Adequate initial reading instruction requires that children:
- use reading to obtain meaning from print
- have frequent and intensive opportunities to read
- be exposed to frequent, regular spelling-sound relationships
- learn about the nature of the alphabetic writing system
- understand the structure of spoken words
Adequate progress in learning to read English (or any alphabetic language) beyond the initial level depends on:
- having a working understanding of how sounds are represented alphabetically
- sufficient practice in reading to achieve fluency with different kinds of texts
- sufficient background knowledge and vocabulary to render written texts meaningful and interesting
- control over procedures for monitoring comprehension and repairing misunderstandings
- continued interest and motivation to read for a variety of purposes
Reading skill is acquired in a relatively predictable way by children who have normal or above-average language skills; have had experiences in early childhood that fostered motivation and provided exposure to literacy in use; get information about the nature of print through opportunities to learn letters and to recognize the internal structure of spoken words, as well as explanations about the contrasting nature of spoken and written language; and attend schools that provide effective reading instruction and opportunities to practice reading.

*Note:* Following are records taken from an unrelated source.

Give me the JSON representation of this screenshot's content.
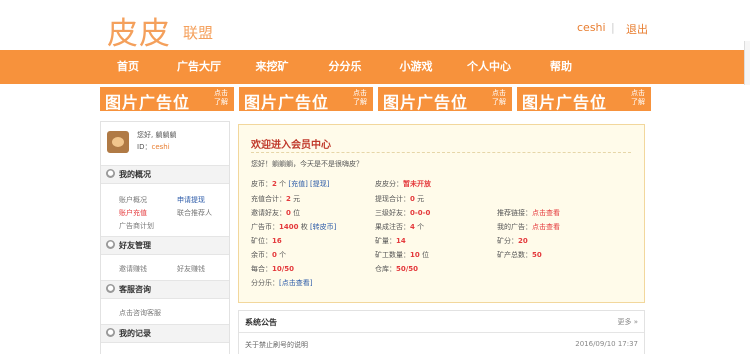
{
  "header": {
    "logo_main": "皮皮",
    "logo_sub": "联盟",
    "user": "ceshi",
    "separator": "|",
    "logout": "退出"
  },
  "nav": [
    "首页",
    "广告大厅",
    "来挖矿",
    "分分乐",
    "小游戏",
    "个人中心",
    "帮助"
  ],
  "ads": [
    {
      "text": "图片广告位",
      "click": "点击了解"
    },
    {
      "text": "图片广告位",
      "click": "点击了解"
    },
    {
      "text": "图片广告位",
      "click": "点击了解"
    },
    {
      "text": "图片广告位",
      "click": "点击了解"
    }
  ],
  "sidebar": {
    "greeting": "您好, 躺躺躺",
    "id_label": "ID：",
    "id_value": "ceshi",
    "sections": [
      {
        "title": "我的概况",
        "icon": "user-icon"
      },
      {
        "title": "好友管理",
        "icon": "friends-icon"
      },
      {
        "title": "客服咨询",
        "icon": "support-icon"
      },
      {
        "title": "我的记录",
        "icon": "record-icon"
      }
    ],
    "links": {
      "overview": "账户概况",
      "apply": "申请提现",
      "recharge": "账户充值",
      "promote": "联合推荐人",
      "ad_plan": "广告商计划",
      "invite": "邀请赚钱",
      "friend_profit": "好友赚钱",
      "consult": "点击咨询客服"
    }
  },
  "main": {
    "title": "欢迎进入会员中心",
    "welcome": "您好！躺躺躺，今天是不是很嗨皮？",
    "rows": [
      [
        {
          "label": "皮币：",
          "value": "2",
          "suffix": "个",
          "links": [
            "[充值]",
            "[提现]"
          ]
        },
        {
          "label": "皮皮分：",
          "value": "暂未开放"
        }
      ],
      [
        {
          "label": "充值合计：",
          "value": "2",
          "suffix": "元"
        },
        {
          "label": "提现合计：",
          "value": "0",
          "suffix": "元"
        }
      ],
      [
        {
          "label": "邀请好友：",
          "value": "0",
          "suffix": "位"
        },
        {
          "label": "三级好友：",
          "value": "0-0-0"
        },
        {
          "label": "推荐链接：",
          "red_link": "点击查看"
        }
      ],
      [
        {
          "label": "广告币：",
          "value": "1400",
          "suffix": "枚",
          "links": [
            "[转皮币]"
          ]
        },
        {
          "label": "果成注否：",
          "value": "4",
          "suffix": "个"
        },
        {
          "label": "我的广告：",
          "red_link": "点击查看"
        }
      ],
      [
        {
          "label": "矿位：",
          "value": "16"
        },
        {
          "label": "矿量：",
          "value": "14"
        },
        {
          "label": "矿分：",
          "value": "20"
        }
      ],
      [
        {
          "label": "余币：",
          "value": "0",
          "suffix": "个"
        },
        {
          "label": "矿工数量：",
          "value": "10",
          "suffix": "位"
        },
        {
          "label": "矿产总数：",
          "value": "50"
        }
      ],
      [
        {
          "label": "每合：",
          "value": "10/50"
        },
        {
          "label": "仓库：",
          "value": "50/50"
        }
      ],
      [
        {
          "label": "分分乐：",
          "links": [
            "[点击查看]"
          ]
        }
      ]
    ]
  },
  "notice": {
    "title": "系统公告",
    "more": "更多 »",
    "item": "关于禁止刷号的说明",
    "date": "2016/09/10 17:37"
  }
}
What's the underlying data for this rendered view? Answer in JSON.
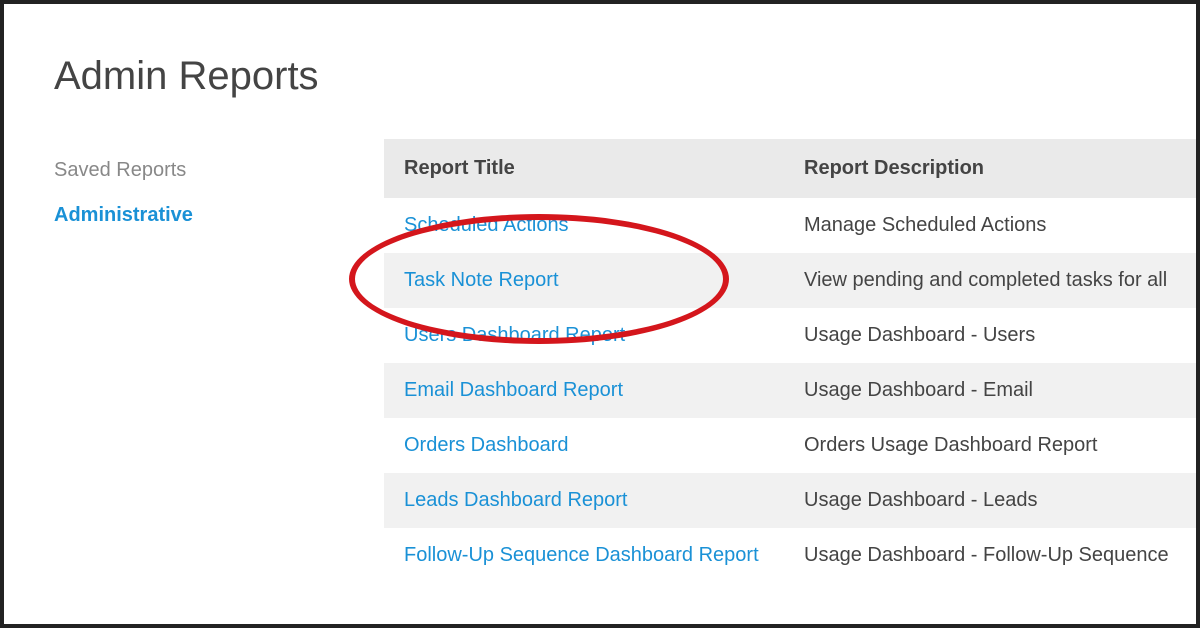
{
  "page": {
    "title": "Admin Reports"
  },
  "sidebar": {
    "items": [
      {
        "label": "Saved Reports",
        "active": false
      },
      {
        "label": "Administrative",
        "active": true
      }
    ]
  },
  "table": {
    "headers": {
      "title": "Report Title",
      "description": "Report Description"
    },
    "rows": [
      {
        "title": "Scheduled Actions",
        "description": "Manage Scheduled Actions"
      },
      {
        "title": "Task Note Report",
        "description": "View pending and completed tasks for all"
      },
      {
        "title": "Users Dashboard Report",
        "description": "Usage Dashboard - Users"
      },
      {
        "title": "Email Dashboard Report",
        "description": "Usage Dashboard - Email"
      },
      {
        "title": "Orders Dashboard",
        "description": "Orders Usage Dashboard Report"
      },
      {
        "title": "Leads Dashboard Report",
        "description": "Usage Dashboard - Leads"
      },
      {
        "title": "Follow-Up Sequence Dashboard Report",
        "description": "Usage Dashboard - Follow-Up Sequence"
      }
    ]
  },
  "annotation": {
    "highlight_row_index": 1
  }
}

Disruption of any of these developments increases the possibility that reading will be delayed or impeded. The association of poor reading outcomes with poverty and minority status no doubt reflects the accumulated effects of several of these risk factors, including lack of access to literacy-stimulating preschool experiences and to excellent, coherent reading instruction.
In addition, a number of children without any obvious risk factors also develop reading difficulties. These children may require intensive efforts at intervention and extra help in reading and accommodations for their disability throughout their lives.